→ Task goal:
For the material that follows, list every line containing the word "新增分支".

→ Data for analysis:
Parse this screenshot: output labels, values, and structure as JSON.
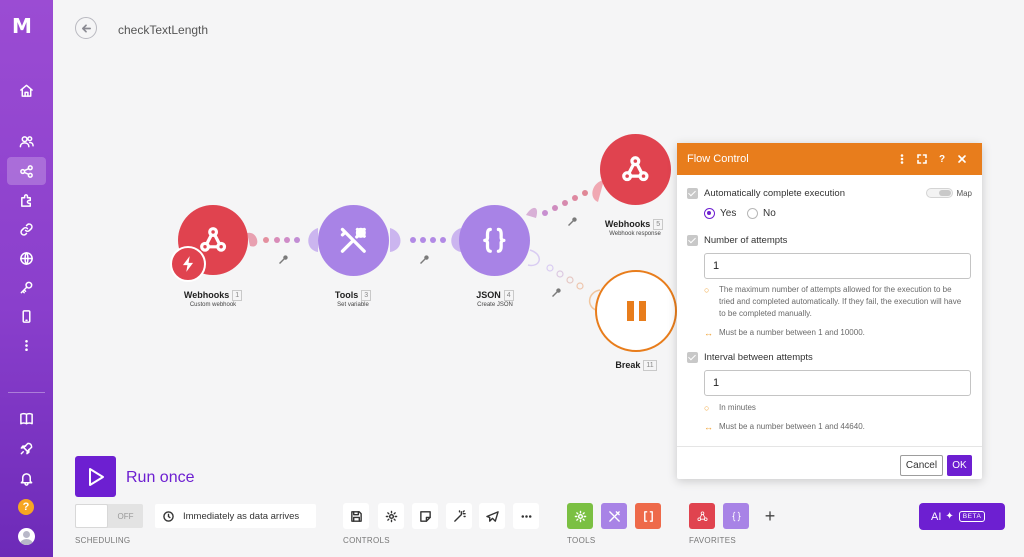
{
  "app": {
    "logo_text": "M"
  },
  "header": {
    "title": "checkTextLength"
  },
  "nodes": {
    "webhooks_trigger": {
      "label": "Webhooks",
      "num": "1",
      "sub": "Custom webhook"
    },
    "tools": {
      "label": "Tools",
      "num": "3",
      "sub": "Set variable"
    },
    "json": {
      "label": "JSON",
      "num": "4",
      "sub": "Create JSON"
    },
    "webhook_response": {
      "label": "Webhooks",
      "num": "5",
      "sub": "Webhook response"
    },
    "break": {
      "label": "Break",
      "num": "11"
    }
  },
  "panel": {
    "title": "Flow Control",
    "auto_complete_label": "Automatically complete execution",
    "map_label": "Map",
    "radio_yes": "Yes",
    "radio_no": "No",
    "attempts_label": "Number of attempts",
    "attempts_value": "1",
    "attempts_hint": "The maximum number of attempts allowed for the execution to be tried and completed automatically. If they fail, the execution will have to be completed manually.",
    "attempts_range": "Must be a number between 1 and 10000.",
    "interval_label": "Interval between attempts",
    "interval_value": "1",
    "interval_hint": "In minutes",
    "interval_range": "Must be a number between 1 and 44640.",
    "cancel_label": "Cancel",
    "ok_label": "OK"
  },
  "toolbar": {
    "run_label": "Run once",
    "toggle_off": "OFF",
    "schedule_mode": "Immediately as data arrives",
    "scheduling_label": "SCHEDULING",
    "controls_label": "CONTROLS",
    "tools_label": "TOOLS",
    "favorites_label": "FAVORITES",
    "ai_label": "AI",
    "beta_label": "BETA",
    "plus": "+"
  },
  "colors": {
    "webhooks": "#e0434f",
    "tools": "#a883e6",
    "json": "#a883e6",
    "flow_control": "#e87d1c",
    "brand": "#6d1fd1"
  }
}
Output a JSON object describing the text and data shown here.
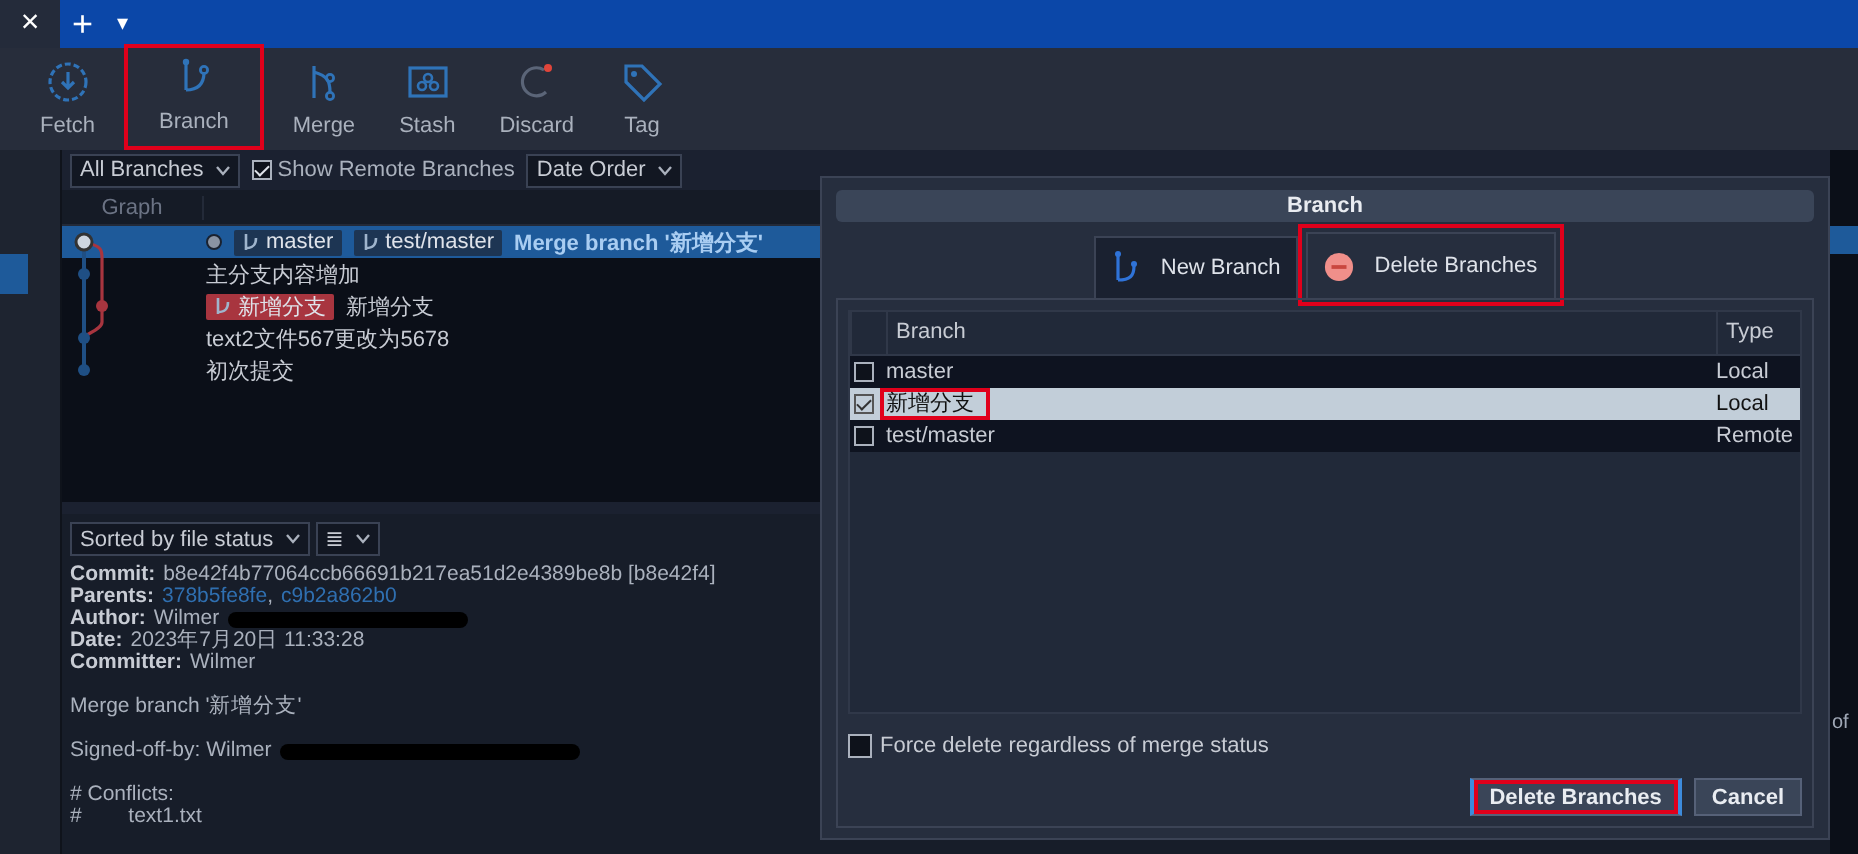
{
  "window": {
    "close_label": "×",
    "new_tab_label": "+",
    "menu_label": "▾"
  },
  "toolbar": [
    {
      "label": "Fetch",
      "kind": "fetch",
      "annotated": false
    },
    {
      "label": "Branch",
      "kind": "branch",
      "annotated": true
    },
    {
      "label": "Merge",
      "kind": "merge",
      "annotated": false
    },
    {
      "label": "Stash",
      "kind": "stash",
      "annotated": false
    },
    {
      "label": "Discard",
      "kind": "discard",
      "annotated": false
    },
    {
      "label": "Tag",
      "kind": "tag",
      "annotated": false
    }
  ],
  "filters": {
    "branches": "All Branches",
    "show_remote": {
      "label": "Show Remote Branches",
      "checked": true
    },
    "order": "Date Order"
  },
  "graph": {
    "header": "Graph",
    "commits": [
      {
        "message": "Merge branch '新增分支'",
        "selected": true,
        "head": true,
        "refs": [
          {
            "name": "master",
            "color": "#1d3553"
          },
          {
            "name": "test/master",
            "color": "#1d3553"
          }
        ]
      },
      {
        "message": "主分支内容增加",
        "selected": false,
        "head": false
      },
      {
        "message": "新增分支",
        "selected": false,
        "head": false,
        "refs": [
          {
            "name": "新增分支",
            "color": "#a8353f"
          }
        ]
      },
      {
        "message": "text2文件567更改为5678",
        "selected": false,
        "head": false
      },
      {
        "message": "初次提交",
        "selected": false,
        "head": false
      }
    ]
  },
  "details": {
    "sort": "Sorted by file status",
    "view_menu": "≣",
    "fields": [
      {
        "label": "Commit:",
        "value": "b8e42f4b77064ccb66691b217ea51d2e4389be8b [b8e42f4]",
        "redacted": false
      },
      {
        "label": "Parents:",
        "links": [
          "378b5fe8fe",
          "c9b2a862b0"
        ],
        "separator": ",",
        "redacted": false
      },
      {
        "label": "Author:",
        "value": "Wilmer",
        "redacted": true
      },
      {
        "label": "Date:",
        "value": "2023年7月20日 11:33:28",
        "redacted": false
      },
      {
        "label": "Committer:",
        "value": "Wilmer",
        "redacted": false
      }
    ],
    "message": [
      {
        "lines": [
          "Merge branch '新增分支'"
        ],
        "redacted": false
      },
      {
        "lines": [
          "Signed-off-by: Wilmer"
        ],
        "redacted": true
      },
      {
        "lines": [
          "# Conflicts:",
          "#        text1.txt"
        ],
        "redacted": false
      }
    ]
  },
  "side_text": "of",
  "dialog": {
    "title": "Branch",
    "tabs": [
      {
        "label": "New Branch",
        "kind": "new",
        "selected": false,
        "annotated": false
      },
      {
        "label": "Delete Branches",
        "kind": "delete",
        "selected": true,
        "annotated": true
      }
    ],
    "columns": [
      "Branch",
      "Type"
    ],
    "branches": [
      {
        "name": "master",
        "type": "Local",
        "checked": false,
        "selected": false,
        "annotated": false
      },
      {
        "name": "新增分支",
        "type": "Local",
        "checked": true,
        "selected": true,
        "annotated": true
      },
      {
        "name": "test/master",
        "type": "Remote",
        "checked": false,
        "selected": false,
        "annotated": false
      }
    ],
    "force_delete": {
      "label": "Force delete regardless of merge status",
      "checked": false
    },
    "buttons": [
      {
        "label": "Delete Branches",
        "default": true,
        "annotated": true
      },
      {
        "label": "Cancel",
        "default": false,
        "annotated": false
      }
    ]
  }
}
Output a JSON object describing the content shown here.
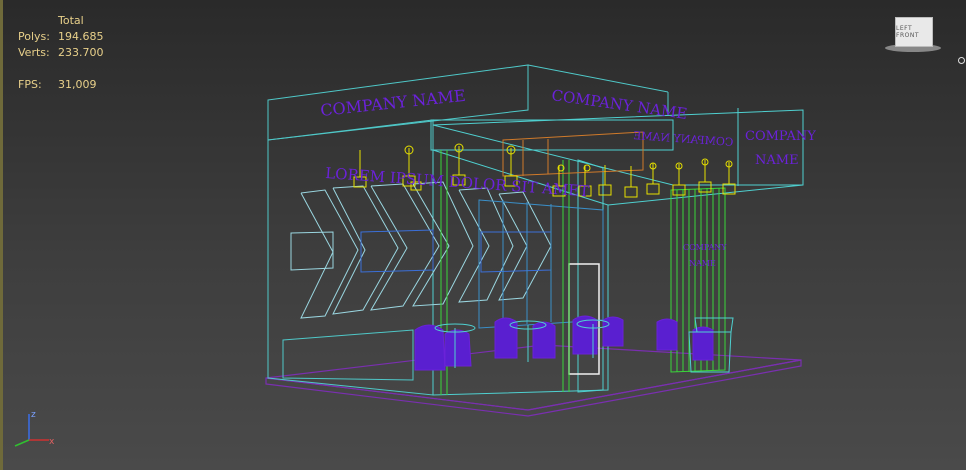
{
  "stats": {
    "header": "Total",
    "polys_label": "Polys:",
    "polys_value": "194.685",
    "verts_label": "Verts:",
    "verts_value": "233.700",
    "fps_label": "FPS:",
    "fps_value": "31,009"
  },
  "scene": {
    "signs": [
      "COMPANY NAME",
      "COMPANY NAME",
      "COMPANY NAME",
      "COMPANY",
      "NAME",
      "LOREM IPSUM DOLOR SIT AMET",
      "COMPANY",
      "NAME"
    ]
  },
  "viewcube": {
    "label": "LEFT FRONT"
  },
  "axis": {
    "z": "z",
    "x": "x"
  },
  "colors": {
    "stats_text": "#e8d08a",
    "wire_cyan": "#4fd0d0",
    "wire_green": "#3ad63a",
    "wire_purple": "#6b22d9",
    "wire_yellow": "#e6e000"
  }
}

→ Answer for this exercise:
        "message": "Merge branch '新增分支'",
        "message": "新增分支",
            "name": "新增分支",
          "Merge branch '新增分支'"
        "name": "新增分支",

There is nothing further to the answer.